**DESCRIPTION OF THE TASK**
In how many lines of the records below does the word "message" appear? Answer with the number alone.

***** DATA UNDER STUDY

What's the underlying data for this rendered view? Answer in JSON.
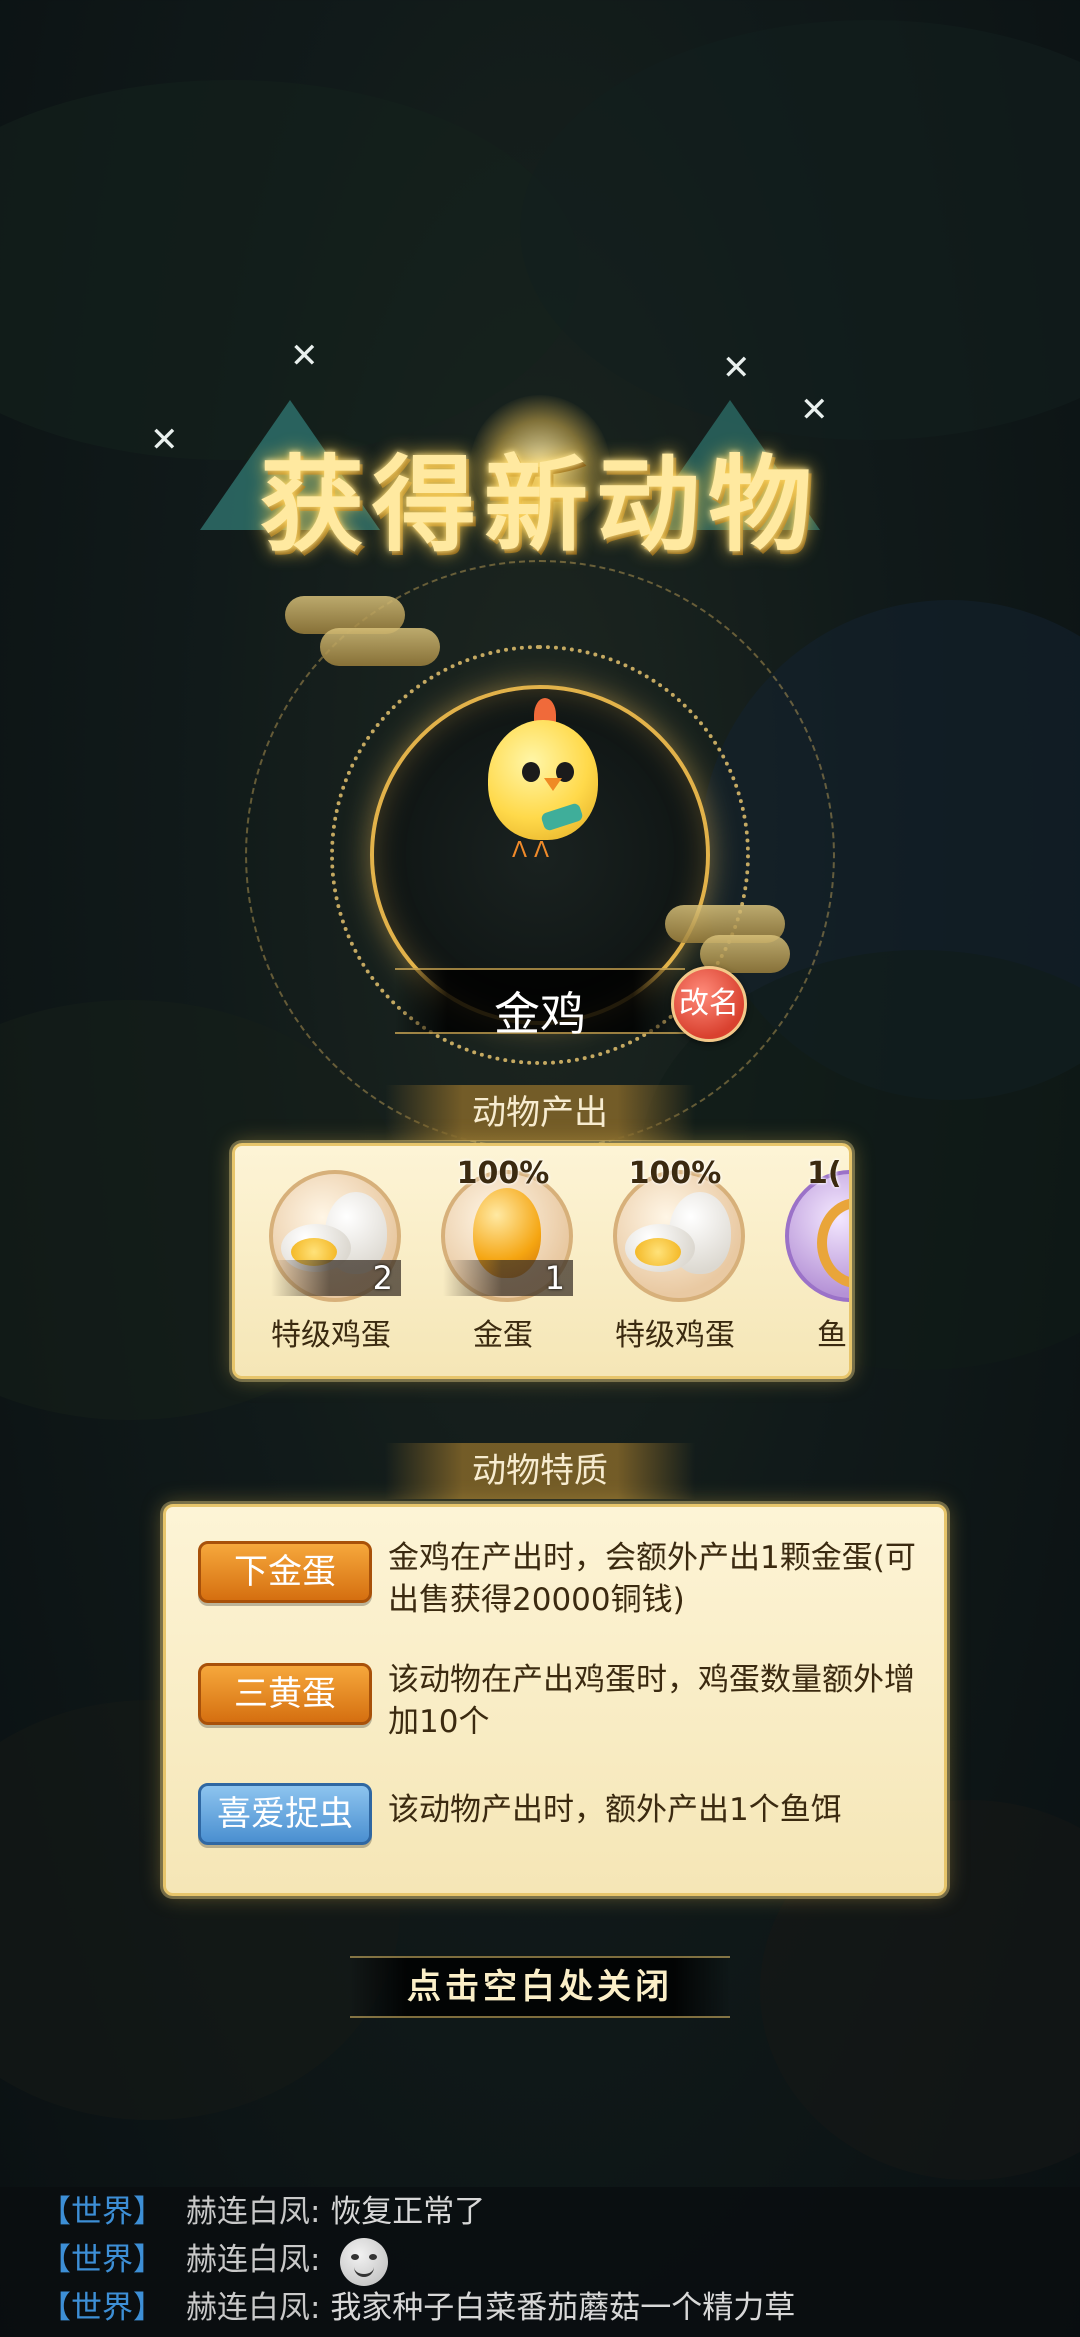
{
  "title": "获得新动物",
  "animal": {
    "name": "金鸡",
    "rename_label": "改名"
  },
  "produce": {
    "header": "动物产出",
    "items": [
      {
        "label": "特级鸡蛋",
        "count": "2",
        "percent": ""
      },
      {
        "label": "金蛋",
        "count": "1",
        "percent": "100%"
      },
      {
        "label": "特级鸡蛋",
        "count": "",
        "percent": "100%"
      },
      {
        "label": "鱼",
        "count": "",
        "percent": "1("
      }
    ]
  },
  "traits": {
    "header": "动物特质",
    "items": [
      {
        "badge": "下金蛋",
        "text": "金鸡在产出时，会额外产出1颗金蛋(可出售获得20000铜钱)",
        "color": "orange"
      },
      {
        "badge": "三黄蛋",
        "text": "该动物在产出鸡蛋时，鸡蛋数量额外增加10个",
        "color": "orange"
      },
      {
        "badge": "喜爱捉虫",
        "text": "该动物产出时，额外产出1个鱼饵",
        "color": "blue"
      }
    ]
  },
  "close_hint": "点击空白处关闭",
  "chat": [
    {
      "channel": "【世界】",
      "user": "赫连白凤:",
      "message": "恢复正常了"
    },
    {
      "channel": "【世界】",
      "user": "赫连白凤:",
      "message": ""
    },
    {
      "channel": "【世界】",
      "user": "赫连白凤:",
      "message": "我家种子白菜番茄蘑菇一个精力草"
    }
  ],
  "colors": {
    "gold": "#e2b24a",
    "panel": "#fdf4d6",
    "badge_orange": "#e0801c",
    "badge_blue": "#5b9ed9",
    "chat_channel": "#3d8fd6"
  }
}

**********

**YOUR RESPONSE**
3